Segment Start: DATA FOR THIS TASK
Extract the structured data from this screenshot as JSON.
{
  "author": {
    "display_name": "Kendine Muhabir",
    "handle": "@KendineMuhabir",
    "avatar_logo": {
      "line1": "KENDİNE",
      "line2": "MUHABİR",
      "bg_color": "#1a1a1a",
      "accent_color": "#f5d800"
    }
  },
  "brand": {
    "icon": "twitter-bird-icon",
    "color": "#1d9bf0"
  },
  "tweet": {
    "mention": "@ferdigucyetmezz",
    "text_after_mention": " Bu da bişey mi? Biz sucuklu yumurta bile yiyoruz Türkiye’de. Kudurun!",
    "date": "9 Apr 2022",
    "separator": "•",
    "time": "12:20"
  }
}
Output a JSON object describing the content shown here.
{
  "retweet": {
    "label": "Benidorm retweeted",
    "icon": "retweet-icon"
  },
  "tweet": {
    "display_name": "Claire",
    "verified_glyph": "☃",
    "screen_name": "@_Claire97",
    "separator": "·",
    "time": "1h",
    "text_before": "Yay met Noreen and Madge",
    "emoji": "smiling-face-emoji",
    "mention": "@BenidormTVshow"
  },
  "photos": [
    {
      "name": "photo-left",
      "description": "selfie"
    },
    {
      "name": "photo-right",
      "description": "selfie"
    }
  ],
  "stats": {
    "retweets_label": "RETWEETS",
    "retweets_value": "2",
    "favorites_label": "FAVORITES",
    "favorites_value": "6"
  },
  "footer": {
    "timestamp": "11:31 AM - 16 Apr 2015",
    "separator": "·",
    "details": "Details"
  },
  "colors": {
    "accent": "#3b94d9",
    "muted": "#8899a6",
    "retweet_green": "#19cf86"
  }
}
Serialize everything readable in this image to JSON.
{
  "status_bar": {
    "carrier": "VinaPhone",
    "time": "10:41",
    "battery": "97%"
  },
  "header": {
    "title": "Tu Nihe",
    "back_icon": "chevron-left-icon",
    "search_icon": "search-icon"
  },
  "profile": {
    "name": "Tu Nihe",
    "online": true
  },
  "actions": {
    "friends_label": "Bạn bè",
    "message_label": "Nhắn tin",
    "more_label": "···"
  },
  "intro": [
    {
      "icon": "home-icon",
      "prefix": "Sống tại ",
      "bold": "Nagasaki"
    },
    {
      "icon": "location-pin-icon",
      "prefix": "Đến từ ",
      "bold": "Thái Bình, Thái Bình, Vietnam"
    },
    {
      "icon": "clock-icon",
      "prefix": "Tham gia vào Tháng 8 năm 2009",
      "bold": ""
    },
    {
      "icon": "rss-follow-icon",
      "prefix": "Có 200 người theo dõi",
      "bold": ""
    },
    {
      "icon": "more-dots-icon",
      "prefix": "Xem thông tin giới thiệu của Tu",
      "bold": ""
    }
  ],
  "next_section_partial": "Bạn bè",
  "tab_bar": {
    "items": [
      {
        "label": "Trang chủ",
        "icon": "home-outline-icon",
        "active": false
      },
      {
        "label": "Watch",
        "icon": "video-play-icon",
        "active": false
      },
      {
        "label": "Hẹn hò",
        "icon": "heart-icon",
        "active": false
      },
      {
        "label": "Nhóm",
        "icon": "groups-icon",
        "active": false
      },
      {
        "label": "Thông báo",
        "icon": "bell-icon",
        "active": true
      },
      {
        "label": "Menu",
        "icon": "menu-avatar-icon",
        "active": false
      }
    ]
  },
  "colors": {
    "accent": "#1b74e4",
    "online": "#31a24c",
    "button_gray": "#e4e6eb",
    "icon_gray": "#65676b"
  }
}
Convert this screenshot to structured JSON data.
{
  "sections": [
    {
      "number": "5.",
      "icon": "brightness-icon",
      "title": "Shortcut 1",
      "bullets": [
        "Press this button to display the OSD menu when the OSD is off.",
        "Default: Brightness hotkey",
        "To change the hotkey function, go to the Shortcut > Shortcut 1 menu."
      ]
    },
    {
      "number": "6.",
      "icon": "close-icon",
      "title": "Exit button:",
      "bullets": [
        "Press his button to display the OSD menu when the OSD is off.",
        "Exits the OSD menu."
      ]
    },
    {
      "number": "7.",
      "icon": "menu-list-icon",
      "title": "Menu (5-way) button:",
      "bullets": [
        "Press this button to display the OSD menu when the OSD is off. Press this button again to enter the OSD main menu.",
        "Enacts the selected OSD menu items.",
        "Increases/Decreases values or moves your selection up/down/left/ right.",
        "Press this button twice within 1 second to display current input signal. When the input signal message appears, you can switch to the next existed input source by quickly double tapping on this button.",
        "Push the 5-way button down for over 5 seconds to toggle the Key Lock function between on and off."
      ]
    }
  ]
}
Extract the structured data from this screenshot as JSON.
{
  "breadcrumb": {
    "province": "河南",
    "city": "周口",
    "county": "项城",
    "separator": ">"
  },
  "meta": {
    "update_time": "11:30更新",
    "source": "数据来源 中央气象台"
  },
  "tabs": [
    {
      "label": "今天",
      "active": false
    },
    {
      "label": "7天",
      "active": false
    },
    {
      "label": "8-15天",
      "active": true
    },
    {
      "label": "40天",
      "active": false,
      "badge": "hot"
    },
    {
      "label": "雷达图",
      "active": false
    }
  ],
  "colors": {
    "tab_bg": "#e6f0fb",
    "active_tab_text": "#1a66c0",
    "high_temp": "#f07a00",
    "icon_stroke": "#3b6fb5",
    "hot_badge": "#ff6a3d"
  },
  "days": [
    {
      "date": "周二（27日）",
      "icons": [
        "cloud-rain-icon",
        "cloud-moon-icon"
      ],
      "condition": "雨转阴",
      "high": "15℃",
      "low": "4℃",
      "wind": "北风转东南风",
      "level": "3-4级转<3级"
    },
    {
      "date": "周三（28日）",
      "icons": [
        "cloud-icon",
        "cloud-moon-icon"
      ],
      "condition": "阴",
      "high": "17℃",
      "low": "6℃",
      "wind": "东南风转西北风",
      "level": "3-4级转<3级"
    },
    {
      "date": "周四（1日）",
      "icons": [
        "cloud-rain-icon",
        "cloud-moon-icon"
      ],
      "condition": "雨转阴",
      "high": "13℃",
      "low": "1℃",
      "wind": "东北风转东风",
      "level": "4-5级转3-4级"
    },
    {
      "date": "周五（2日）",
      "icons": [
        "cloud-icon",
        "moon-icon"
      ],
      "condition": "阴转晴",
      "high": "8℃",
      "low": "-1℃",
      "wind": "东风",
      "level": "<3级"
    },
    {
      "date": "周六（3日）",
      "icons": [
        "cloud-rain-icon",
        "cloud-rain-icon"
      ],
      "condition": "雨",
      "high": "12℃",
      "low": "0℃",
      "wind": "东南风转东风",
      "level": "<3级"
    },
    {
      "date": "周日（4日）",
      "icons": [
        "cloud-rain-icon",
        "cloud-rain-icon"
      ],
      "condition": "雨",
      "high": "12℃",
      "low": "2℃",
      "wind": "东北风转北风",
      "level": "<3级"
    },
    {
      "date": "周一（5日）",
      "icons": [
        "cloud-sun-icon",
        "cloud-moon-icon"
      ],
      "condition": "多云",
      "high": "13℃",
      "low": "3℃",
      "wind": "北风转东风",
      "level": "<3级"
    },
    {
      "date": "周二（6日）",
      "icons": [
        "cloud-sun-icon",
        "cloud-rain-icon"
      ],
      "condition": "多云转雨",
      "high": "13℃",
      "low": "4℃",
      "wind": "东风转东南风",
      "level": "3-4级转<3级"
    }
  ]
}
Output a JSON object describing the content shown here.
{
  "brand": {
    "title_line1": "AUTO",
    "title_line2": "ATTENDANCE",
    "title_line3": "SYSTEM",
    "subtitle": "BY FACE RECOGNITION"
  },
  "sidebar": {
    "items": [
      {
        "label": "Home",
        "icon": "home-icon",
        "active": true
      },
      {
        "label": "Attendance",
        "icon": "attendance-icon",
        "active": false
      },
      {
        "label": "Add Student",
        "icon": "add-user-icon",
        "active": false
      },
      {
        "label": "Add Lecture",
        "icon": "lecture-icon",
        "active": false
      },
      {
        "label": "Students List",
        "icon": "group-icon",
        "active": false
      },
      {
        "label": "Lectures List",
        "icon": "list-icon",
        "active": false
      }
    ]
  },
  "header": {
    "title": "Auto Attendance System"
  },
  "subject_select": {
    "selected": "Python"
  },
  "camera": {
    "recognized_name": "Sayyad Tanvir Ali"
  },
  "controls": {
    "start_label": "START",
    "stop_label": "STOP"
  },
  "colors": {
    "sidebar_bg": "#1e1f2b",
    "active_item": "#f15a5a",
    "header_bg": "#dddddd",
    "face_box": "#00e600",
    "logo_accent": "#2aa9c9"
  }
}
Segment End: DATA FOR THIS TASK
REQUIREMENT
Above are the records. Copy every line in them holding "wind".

SOLVED EXERCISE
      "wind": "北风转东南风",
      "wind": "东南风转西北风",
      "wind": "东北风转东风",
      "wind": "东风",
      "wind": "东南风转东风",
      "wind": "东北风转北风",
      "wind": "北风转东风",
      "wind": "东风转东南风",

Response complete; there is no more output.